_TO DO_
Write out the records that appear below, verbatim and complete, but without pictures.

-=-=-=-=-

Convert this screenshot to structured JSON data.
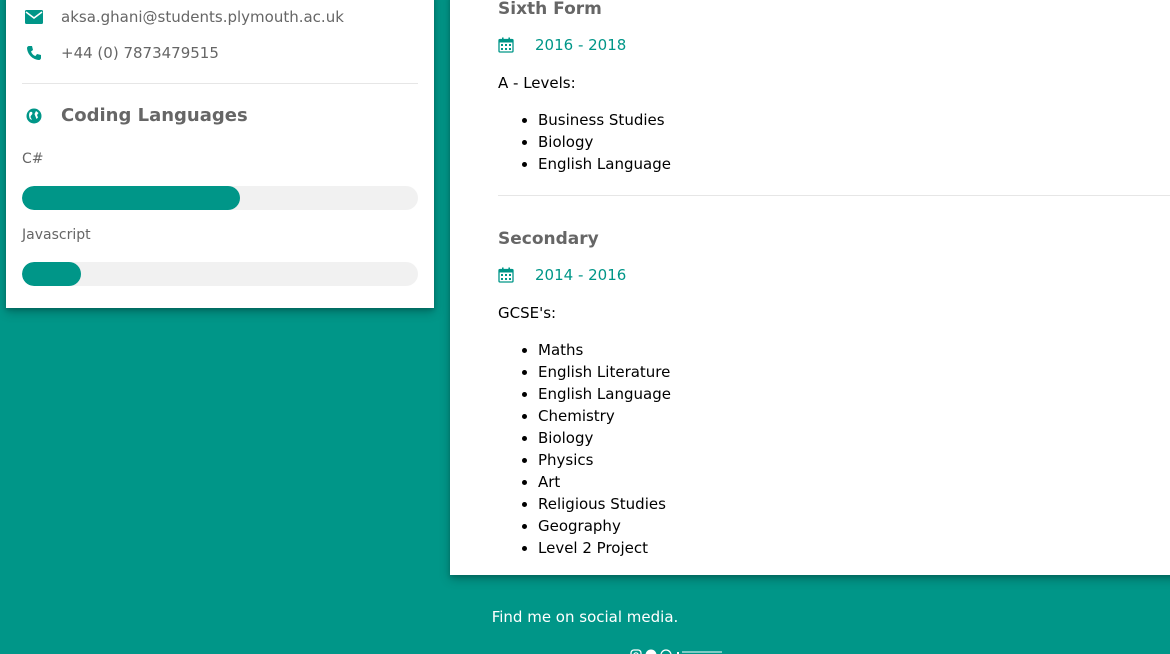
{
  "contact": {
    "email": "aksa.ghani@students.plymouth.ac.uk",
    "phone": "+44 (0) 7873479515",
    "email_icon": "envelope-icon",
    "phone_icon": "phone-icon"
  },
  "skills": {
    "heading": "Coding Languages",
    "heading_icon": "globe-icon",
    "items": [
      {
        "label": "C#",
        "level": 0.55
      },
      {
        "label": "Javascript",
        "level": 0.15
      }
    ]
  },
  "education": [
    {
      "title": "Sixth Form",
      "date": "2016 - 2018",
      "type": "A - Levels:",
      "subjects": [
        "Business Studies",
        "Biology",
        "English Language"
      ]
    },
    {
      "title": "Secondary",
      "date": "2014 - 2016",
      "type": "GCSE's:",
      "subjects": [
        "Maths",
        "English Literature",
        "English Language",
        "Chemistry",
        "Biology",
        "Physics",
        "Art",
        "Religious Studies",
        "Geography",
        "Level 2 Project"
      ]
    }
  ],
  "footer": {
    "text": "Find me on social media.",
    "icons": [
      "instagram-icon",
      "pinterest-icon",
      "snapchat-icon",
      "linkedin-icon"
    ]
  },
  "colors": {
    "accent": "#009688",
    "track": "#f1f1f1"
  }
}
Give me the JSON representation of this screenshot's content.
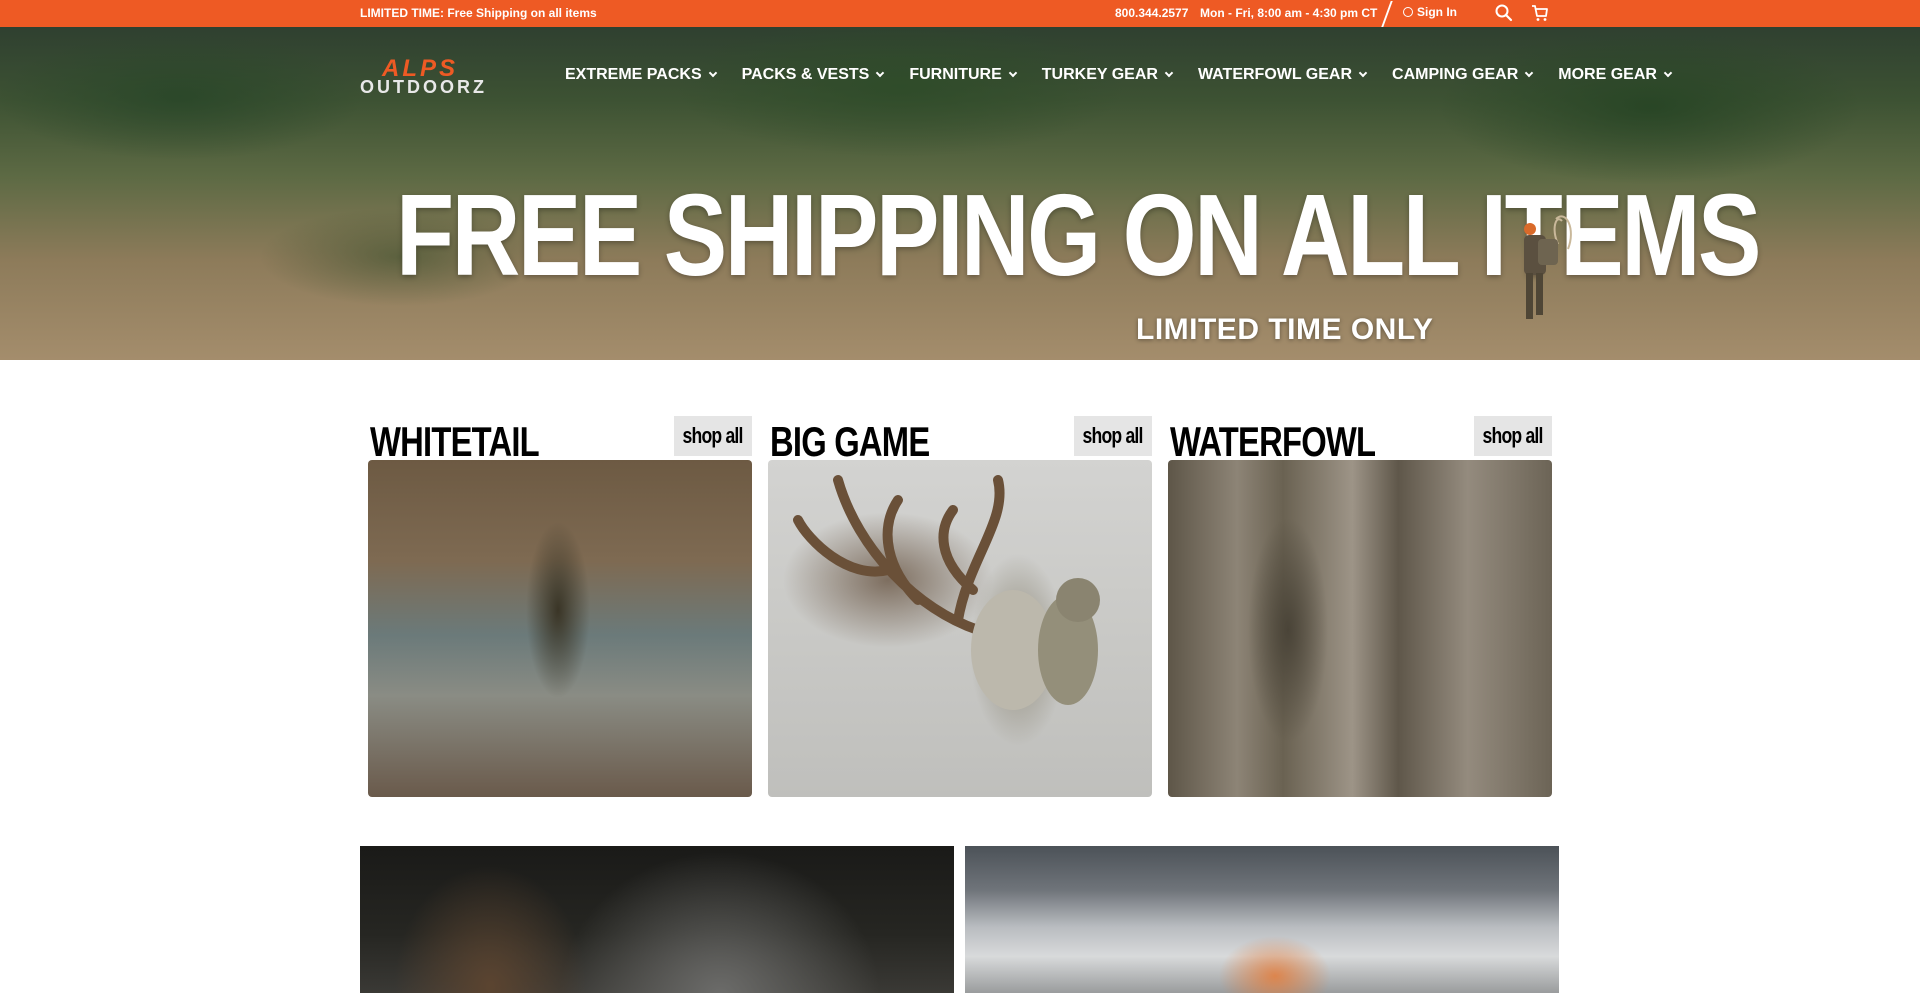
{
  "topbar": {
    "promo": "LIMITED TIME: Free Shipping on all items",
    "phone": "800.344.2577",
    "hours": "Mon - Fri, 8:00 am - 4:30 pm CT",
    "signin": "Sign In",
    "search_icon": "search-icon",
    "cart_icon": "cart-icon",
    "bg_color": "#ee5a24"
  },
  "header": {
    "logo_line1": "ALPS",
    "logo_line2": "OUTDOORZ",
    "menu": [
      {
        "label": "EXTREME PACKS"
      },
      {
        "label": "PACKS & VESTS"
      },
      {
        "label": "FURNITURE"
      },
      {
        "label": "TURKEY GEAR"
      },
      {
        "label": "WATERFOWL GEAR"
      },
      {
        "label": "CAMPING GEAR"
      },
      {
        "label": "MORE GEAR"
      }
    ]
  },
  "hero": {
    "title": "FREE SHIPPING ON ALL ITEMS",
    "subtitle": "LIMITED TIME ONLY"
  },
  "categories": [
    {
      "title": "WHITETAIL",
      "button": "shop all"
    },
    {
      "title": "BIG GAME",
      "button": "shop all"
    },
    {
      "title": "WATERFOWL",
      "button": "shop all"
    }
  ]
}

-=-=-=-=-

_RESPONSE TO THE EXERCISE_
Convert this screenshot to structured JSON data.
{
  "contact": {
    "email": "aksa.ghani@students.plymouth.ac.uk",
    "phone": "+44 (0) 7873479515",
    "email_icon": "envelope-icon",
    "phone_icon": "phone-icon"
  },
  "skills": {
    "heading": "Coding Languages",
    "heading_icon": "globe-icon",
    "items": [
      {
        "label": "C#",
        "level": 0.55
      },
      {
        "label": "Javascript",
        "level": 0.15
      }
    ]
  },
  "education": [
    {
      "title": "Sixth Form",
      "date": "2016 - 2018",
      "type": "A - Levels:",
      "subjects": [
        "Business Studies",
        "Biology",
        "English Language"
      ]
    },
    {
      "title": "Secondary",
      "date": "2014 - 2016",
      "type": "GCSE's:",
      "subjects": [
        "Maths",
        "English Literature",
        "English Language",
        "Chemistry",
        "Biology",
        "Physics",
        "Art",
        "Religious Studies",
        "Geography",
        "Level 2 Project"
      ]
    }
  ],
  "footer": {
    "text": "Find me on social media.",
    "icons": [
      "instagram-icon",
      "pinterest-icon",
      "snapchat-icon",
      "linkedin-icon"
    ]
  },
  "colors": {
    "accent": "#009688",
    "track": "#f1f1f1"
  }
}
Give me the JSON representation of this screenshot's content.
{
  "topbar": {
    "promo": "LIMITED TIME: Free Shipping on all items",
    "phone": "800.344.2577",
    "hours": "Mon - Fri, 8:00 am - 4:30 pm CT",
    "signin": "Sign In",
    "search_icon": "search-icon",
    "cart_icon": "cart-icon",
    "bg_color": "#ee5a24"
  },
  "header": {
    "logo_line1": "ALPS",
    "logo_line2": "OUTDOORZ",
    "menu": [
      {
        "label": "EXTREME PACKS"
      },
      {
        "label": "PACKS & VESTS"
      },
      {
        "label": "FURNITURE"
      },
      {
        "label": "TURKEY GEAR"
      },
      {
        "label": "WATERFOWL GEAR"
      },
      {
        "label": "CAMPING GEAR"
      },
      {
        "label": "MORE GEAR"
      }
    ]
  },
  "hero": {
    "title": "FREE SHIPPING ON ALL ITEMS",
    "subtitle": "LIMITED TIME ONLY"
  },
  "categories": [
    {
      "title": "WHITETAIL",
      "button": "shop all"
    },
    {
      "title": "BIG GAME",
      "button": "shop all"
    },
    {
      "title": "WATERFOWL",
      "button": "shop all"
    }
  ]
}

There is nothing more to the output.